**THE PROBLEM**
Every line in the entries that holds "this" should be identified and copied.

------ GIVEN INFORMATION ------

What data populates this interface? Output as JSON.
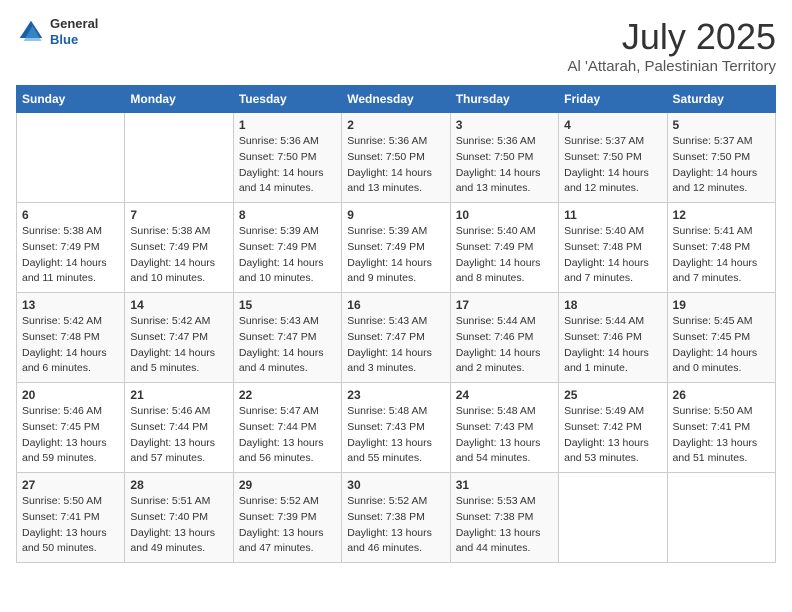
{
  "logo": {
    "general": "General",
    "blue": "Blue"
  },
  "title": "July 2025",
  "subtitle": "Al 'Attarah, Palestinian Territory",
  "weekdays": [
    "Sunday",
    "Monday",
    "Tuesday",
    "Wednesday",
    "Thursday",
    "Friday",
    "Saturday"
  ],
  "weeks": [
    [
      {
        "day": "",
        "info": ""
      },
      {
        "day": "",
        "info": ""
      },
      {
        "day": "1",
        "info": "Sunrise: 5:36 AM\nSunset: 7:50 PM\nDaylight: 14 hours\nand 14 minutes."
      },
      {
        "day": "2",
        "info": "Sunrise: 5:36 AM\nSunset: 7:50 PM\nDaylight: 14 hours\nand 13 minutes."
      },
      {
        "day": "3",
        "info": "Sunrise: 5:36 AM\nSunset: 7:50 PM\nDaylight: 14 hours\nand 13 minutes."
      },
      {
        "day": "4",
        "info": "Sunrise: 5:37 AM\nSunset: 7:50 PM\nDaylight: 14 hours\nand 12 minutes."
      },
      {
        "day": "5",
        "info": "Sunrise: 5:37 AM\nSunset: 7:50 PM\nDaylight: 14 hours\nand 12 minutes."
      }
    ],
    [
      {
        "day": "6",
        "info": "Sunrise: 5:38 AM\nSunset: 7:49 PM\nDaylight: 14 hours\nand 11 minutes."
      },
      {
        "day": "7",
        "info": "Sunrise: 5:38 AM\nSunset: 7:49 PM\nDaylight: 14 hours\nand 10 minutes."
      },
      {
        "day": "8",
        "info": "Sunrise: 5:39 AM\nSunset: 7:49 PM\nDaylight: 14 hours\nand 10 minutes."
      },
      {
        "day": "9",
        "info": "Sunrise: 5:39 AM\nSunset: 7:49 PM\nDaylight: 14 hours\nand 9 minutes."
      },
      {
        "day": "10",
        "info": "Sunrise: 5:40 AM\nSunset: 7:49 PM\nDaylight: 14 hours\nand 8 minutes."
      },
      {
        "day": "11",
        "info": "Sunrise: 5:40 AM\nSunset: 7:48 PM\nDaylight: 14 hours\nand 7 minutes."
      },
      {
        "day": "12",
        "info": "Sunrise: 5:41 AM\nSunset: 7:48 PM\nDaylight: 14 hours\nand 7 minutes."
      }
    ],
    [
      {
        "day": "13",
        "info": "Sunrise: 5:42 AM\nSunset: 7:48 PM\nDaylight: 14 hours\nand 6 minutes."
      },
      {
        "day": "14",
        "info": "Sunrise: 5:42 AM\nSunset: 7:47 PM\nDaylight: 14 hours\nand 5 minutes."
      },
      {
        "day": "15",
        "info": "Sunrise: 5:43 AM\nSunset: 7:47 PM\nDaylight: 14 hours\nand 4 minutes."
      },
      {
        "day": "16",
        "info": "Sunrise: 5:43 AM\nSunset: 7:47 PM\nDaylight: 14 hours\nand 3 minutes."
      },
      {
        "day": "17",
        "info": "Sunrise: 5:44 AM\nSunset: 7:46 PM\nDaylight: 14 hours\nand 2 minutes."
      },
      {
        "day": "18",
        "info": "Sunrise: 5:44 AM\nSunset: 7:46 PM\nDaylight: 14 hours\nand 1 minute."
      },
      {
        "day": "19",
        "info": "Sunrise: 5:45 AM\nSunset: 7:45 PM\nDaylight: 14 hours\nand 0 minutes."
      }
    ],
    [
      {
        "day": "20",
        "info": "Sunrise: 5:46 AM\nSunset: 7:45 PM\nDaylight: 13 hours\nand 59 minutes."
      },
      {
        "day": "21",
        "info": "Sunrise: 5:46 AM\nSunset: 7:44 PM\nDaylight: 13 hours\nand 57 minutes."
      },
      {
        "day": "22",
        "info": "Sunrise: 5:47 AM\nSunset: 7:44 PM\nDaylight: 13 hours\nand 56 minutes."
      },
      {
        "day": "23",
        "info": "Sunrise: 5:48 AM\nSunset: 7:43 PM\nDaylight: 13 hours\nand 55 minutes."
      },
      {
        "day": "24",
        "info": "Sunrise: 5:48 AM\nSunset: 7:43 PM\nDaylight: 13 hours\nand 54 minutes."
      },
      {
        "day": "25",
        "info": "Sunrise: 5:49 AM\nSunset: 7:42 PM\nDaylight: 13 hours\nand 53 minutes."
      },
      {
        "day": "26",
        "info": "Sunrise: 5:50 AM\nSunset: 7:41 PM\nDaylight: 13 hours\nand 51 minutes."
      }
    ],
    [
      {
        "day": "27",
        "info": "Sunrise: 5:50 AM\nSunset: 7:41 PM\nDaylight: 13 hours\nand 50 minutes."
      },
      {
        "day": "28",
        "info": "Sunrise: 5:51 AM\nSunset: 7:40 PM\nDaylight: 13 hours\nand 49 minutes."
      },
      {
        "day": "29",
        "info": "Sunrise: 5:52 AM\nSunset: 7:39 PM\nDaylight: 13 hours\nand 47 minutes."
      },
      {
        "day": "30",
        "info": "Sunrise: 5:52 AM\nSunset: 7:38 PM\nDaylight: 13 hours\nand 46 minutes."
      },
      {
        "day": "31",
        "info": "Sunrise: 5:53 AM\nSunset: 7:38 PM\nDaylight: 13 hours\nand 44 minutes."
      },
      {
        "day": "",
        "info": ""
      },
      {
        "day": "",
        "info": ""
      }
    ]
  ]
}
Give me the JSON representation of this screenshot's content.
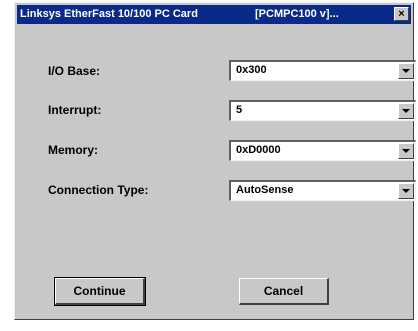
{
  "window": {
    "title": "Linksys EtherFast 10/100 PC Card",
    "title_suffix": "[PCMPC100 v]...",
    "close_glyph": "×",
    "titlebar_color": "#0a2a8a"
  },
  "fields": [
    {
      "label": "I/O Base:",
      "value": "0x300"
    },
    {
      "label": "Interrupt:",
      "value": "5"
    },
    {
      "label": "Memory:",
      "value": "0xD0000"
    },
    {
      "label": "Connection Type:",
      "value": "AutoSense"
    }
  ],
  "buttons": {
    "continue_label": "Continue",
    "cancel_label": "Cancel"
  }
}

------

**EXERCISE RESPONSE**
What data populates this interface? Output as JSON.
Give me the JSON representation of this screenshot's content.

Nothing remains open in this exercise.